The hon. Gentleman made important points about loss of earnings. We believe that our proposals are the fairest way to achieve the necessary reforms and to create a sustainable system. I also wish to clarify the position on dog attacks, which he also raised. The purpose of the scheme is to compensate for injury caused by deliberate violent crime, and there are other avenues that people can pursue, including civil remedies, in relation to these incidents.

We envisage that the cumulative effect of our reforms will help deliver savings of an estimated £50 million per year to the taxpayer. That does not mean that we are reducing the overall spend on victims—our aim is to keep overall spend on victims the same. That is to be achieved by offsetting the £50 million reduction in the criminal injuries compensation scheme with a similar amount raised from the offenders for victims’ services.
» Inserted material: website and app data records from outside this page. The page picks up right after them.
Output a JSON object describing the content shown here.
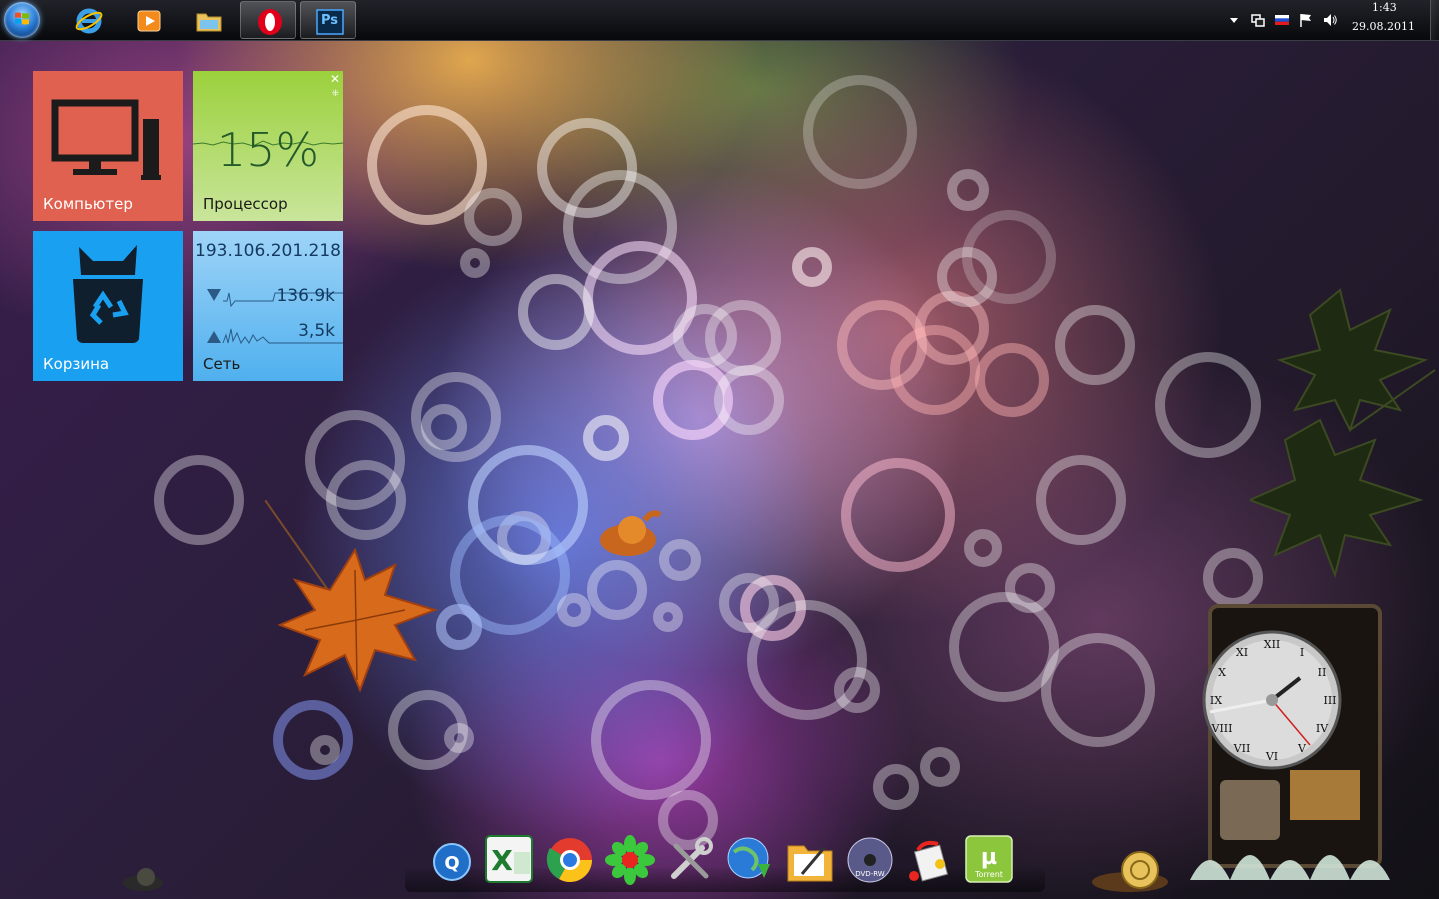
{
  "taskbar": {
    "start_label": "Start",
    "pinned": [
      {
        "name": "internet-explorer",
        "icon": "ie-icon"
      },
      {
        "name": "media-player",
        "icon": "media-player-icon"
      },
      {
        "name": "windows-explorer",
        "icon": "folder-icon"
      },
      {
        "name": "opera",
        "icon": "opera-icon",
        "active": true
      },
      {
        "name": "photoshop",
        "icon": "photoshop-icon",
        "label": "Ps",
        "active": true
      }
    ],
    "tray": {
      "icons": [
        "show-hidden-icons",
        "network-icon",
        "language-flag-ru",
        "action-center-flag",
        "volume-icon"
      ],
      "time": "1:43",
      "date": "29.08.2011"
    }
  },
  "tiles": {
    "computer": {
      "label": "Компьютер",
      "color": "#e0614f"
    },
    "cpu": {
      "label": "Процессор",
      "value": "15%",
      "color": "#9bd13c"
    },
    "recycle": {
      "label": "Корзина",
      "color": "#1aa0f0"
    },
    "network": {
      "label": "Сеть",
      "ip": "193.106.201.218",
      "download": "136.9k",
      "upload": "3,5k",
      "color": "#4fb0ee"
    }
  },
  "dock": {
    "items": [
      {
        "name": "qip",
        "icon": "qip-icon"
      },
      {
        "name": "excel",
        "icon": "excel-icon"
      },
      {
        "name": "chrome",
        "icon": "chrome-icon"
      },
      {
        "name": "icq",
        "icon": "flower-icon"
      },
      {
        "name": "tools",
        "icon": "tools-icon"
      },
      {
        "name": "downloader",
        "icon": "globe-download-icon"
      },
      {
        "name": "notes",
        "icon": "folder-pencil-icon"
      },
      {
        "name": "dvd-burner",
        "icon": "dvd-icon",
        "label": "DVD-RW"
      },
      {
        "name": "paint",
        "icon": "paint-bucket-icon"
      },
      {
        "name": "utorrent",
        "icon": "utorrent-icon",
        "label": "Torrent"
      }
    ]
  },
  "clock_gadget": {
    "numerals": [
      "XII",
      "I",
      "II",
      "III",
      "IV",
      "V",
      "VI",
      "VII",
      "VIII",
      "IX",
      "X",
      "XI"
    ]
  }
}
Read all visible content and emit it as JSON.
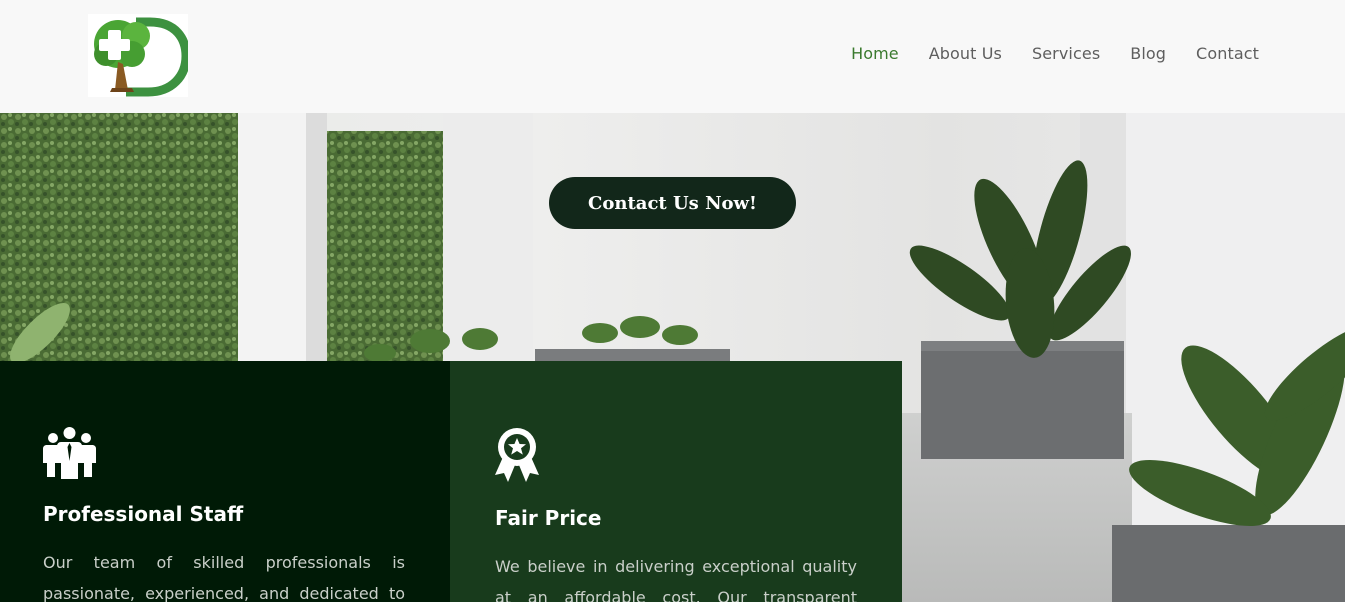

The Government’s intention is that the new scheme will be implemented around the end of September. For that to happen, it requires the approval of both Houses. There was a debate in the Lords on 25 July and there will be a debate in this House next week, on Monday 10 September. On that occasion, I will go into more detail than I have today about the changes to the scheme and I will also be seeking the House’s approval for our statutory scheme which will compensate victims of future overseas terrorism. In conclusion, the draft criminal injuries compensation scheme represents a coherent and fair way of focusing payments on those most seriously affected by their injuries, within an affordable budget.

Question put and agreed to.

2.52 pm

House adjourned.